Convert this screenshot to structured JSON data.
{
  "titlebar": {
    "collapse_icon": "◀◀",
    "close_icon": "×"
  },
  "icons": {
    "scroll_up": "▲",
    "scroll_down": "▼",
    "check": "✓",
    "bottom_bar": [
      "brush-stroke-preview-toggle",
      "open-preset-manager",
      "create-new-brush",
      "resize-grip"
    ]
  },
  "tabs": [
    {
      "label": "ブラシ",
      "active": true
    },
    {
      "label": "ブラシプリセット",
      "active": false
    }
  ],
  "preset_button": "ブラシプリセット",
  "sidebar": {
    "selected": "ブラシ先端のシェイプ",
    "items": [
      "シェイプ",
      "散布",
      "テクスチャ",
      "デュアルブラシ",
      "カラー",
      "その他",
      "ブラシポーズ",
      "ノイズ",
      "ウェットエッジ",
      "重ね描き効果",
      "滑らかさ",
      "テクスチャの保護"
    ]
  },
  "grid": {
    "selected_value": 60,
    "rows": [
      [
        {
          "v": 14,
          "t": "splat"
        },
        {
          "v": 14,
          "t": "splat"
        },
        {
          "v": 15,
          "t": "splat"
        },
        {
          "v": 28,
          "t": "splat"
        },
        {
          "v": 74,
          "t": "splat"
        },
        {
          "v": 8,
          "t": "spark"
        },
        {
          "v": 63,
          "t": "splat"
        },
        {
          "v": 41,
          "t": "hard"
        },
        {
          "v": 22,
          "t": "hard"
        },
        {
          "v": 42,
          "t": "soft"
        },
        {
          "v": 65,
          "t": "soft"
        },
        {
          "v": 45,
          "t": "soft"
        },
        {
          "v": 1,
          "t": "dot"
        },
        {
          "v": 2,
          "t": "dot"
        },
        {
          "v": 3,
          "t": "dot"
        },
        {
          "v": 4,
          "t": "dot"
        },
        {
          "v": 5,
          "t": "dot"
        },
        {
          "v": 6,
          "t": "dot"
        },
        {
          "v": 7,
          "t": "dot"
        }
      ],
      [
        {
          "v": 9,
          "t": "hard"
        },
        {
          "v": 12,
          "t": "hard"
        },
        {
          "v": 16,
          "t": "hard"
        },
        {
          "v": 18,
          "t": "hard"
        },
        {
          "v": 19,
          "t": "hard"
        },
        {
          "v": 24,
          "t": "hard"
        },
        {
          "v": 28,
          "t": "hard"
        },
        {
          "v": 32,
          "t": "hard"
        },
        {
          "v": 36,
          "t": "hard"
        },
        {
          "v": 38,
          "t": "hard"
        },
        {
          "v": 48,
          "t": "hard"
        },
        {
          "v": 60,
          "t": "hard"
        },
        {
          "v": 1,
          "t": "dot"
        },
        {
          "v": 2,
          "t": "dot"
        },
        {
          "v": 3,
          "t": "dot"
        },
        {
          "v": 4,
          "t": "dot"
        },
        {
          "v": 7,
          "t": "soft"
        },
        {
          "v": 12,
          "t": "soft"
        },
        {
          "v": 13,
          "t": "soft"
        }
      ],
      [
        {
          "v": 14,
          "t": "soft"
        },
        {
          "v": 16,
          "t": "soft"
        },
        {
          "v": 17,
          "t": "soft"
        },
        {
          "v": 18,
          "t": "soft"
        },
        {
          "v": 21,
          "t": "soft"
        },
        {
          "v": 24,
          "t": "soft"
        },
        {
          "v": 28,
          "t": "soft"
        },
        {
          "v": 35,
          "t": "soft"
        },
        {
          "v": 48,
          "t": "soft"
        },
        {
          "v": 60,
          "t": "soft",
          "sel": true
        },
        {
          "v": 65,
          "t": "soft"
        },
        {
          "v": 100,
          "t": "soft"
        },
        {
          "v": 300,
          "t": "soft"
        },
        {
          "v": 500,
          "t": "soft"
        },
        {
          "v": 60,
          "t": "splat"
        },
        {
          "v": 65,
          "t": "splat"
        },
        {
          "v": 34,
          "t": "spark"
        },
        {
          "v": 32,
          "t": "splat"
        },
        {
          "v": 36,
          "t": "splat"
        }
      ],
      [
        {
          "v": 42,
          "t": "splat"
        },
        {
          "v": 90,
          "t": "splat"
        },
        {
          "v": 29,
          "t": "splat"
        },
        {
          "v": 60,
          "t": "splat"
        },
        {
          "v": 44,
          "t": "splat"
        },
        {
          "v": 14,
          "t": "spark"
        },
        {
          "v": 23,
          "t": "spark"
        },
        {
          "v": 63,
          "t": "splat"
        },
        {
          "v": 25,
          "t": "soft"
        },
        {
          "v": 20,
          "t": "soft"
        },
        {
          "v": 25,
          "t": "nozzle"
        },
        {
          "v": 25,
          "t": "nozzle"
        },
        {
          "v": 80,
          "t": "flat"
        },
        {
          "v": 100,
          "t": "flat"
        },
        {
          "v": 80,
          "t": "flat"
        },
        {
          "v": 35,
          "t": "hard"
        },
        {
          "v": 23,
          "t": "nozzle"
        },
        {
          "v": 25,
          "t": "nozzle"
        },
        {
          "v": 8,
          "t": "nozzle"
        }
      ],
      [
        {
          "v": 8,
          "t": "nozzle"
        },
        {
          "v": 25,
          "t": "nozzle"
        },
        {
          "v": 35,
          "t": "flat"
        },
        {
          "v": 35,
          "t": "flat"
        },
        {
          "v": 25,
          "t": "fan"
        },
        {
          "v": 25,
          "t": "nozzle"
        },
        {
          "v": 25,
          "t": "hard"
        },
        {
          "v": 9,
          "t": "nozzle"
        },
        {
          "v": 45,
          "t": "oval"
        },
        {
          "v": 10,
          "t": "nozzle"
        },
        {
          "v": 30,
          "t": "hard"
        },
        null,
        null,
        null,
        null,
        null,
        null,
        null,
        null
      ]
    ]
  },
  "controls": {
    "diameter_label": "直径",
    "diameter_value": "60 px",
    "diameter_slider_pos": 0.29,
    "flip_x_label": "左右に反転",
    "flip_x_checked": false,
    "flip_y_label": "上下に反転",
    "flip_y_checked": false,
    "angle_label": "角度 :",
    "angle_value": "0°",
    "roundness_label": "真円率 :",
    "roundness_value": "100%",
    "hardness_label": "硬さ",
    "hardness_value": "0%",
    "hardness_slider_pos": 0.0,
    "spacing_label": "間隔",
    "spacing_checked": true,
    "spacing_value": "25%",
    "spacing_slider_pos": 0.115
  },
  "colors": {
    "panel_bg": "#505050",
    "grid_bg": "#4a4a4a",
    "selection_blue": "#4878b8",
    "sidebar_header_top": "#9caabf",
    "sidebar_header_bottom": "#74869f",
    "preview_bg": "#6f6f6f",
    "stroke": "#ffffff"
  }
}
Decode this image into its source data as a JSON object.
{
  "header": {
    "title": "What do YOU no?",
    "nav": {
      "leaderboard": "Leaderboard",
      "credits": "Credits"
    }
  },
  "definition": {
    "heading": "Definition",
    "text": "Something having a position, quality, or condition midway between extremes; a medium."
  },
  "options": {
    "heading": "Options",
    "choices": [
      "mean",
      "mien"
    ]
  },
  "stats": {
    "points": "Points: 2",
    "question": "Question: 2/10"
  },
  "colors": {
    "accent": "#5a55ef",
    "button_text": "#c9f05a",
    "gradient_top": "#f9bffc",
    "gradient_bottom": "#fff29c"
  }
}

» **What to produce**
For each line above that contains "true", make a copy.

» **Task result**
      "active": true
          "sel": true
    "spacing_checked": true,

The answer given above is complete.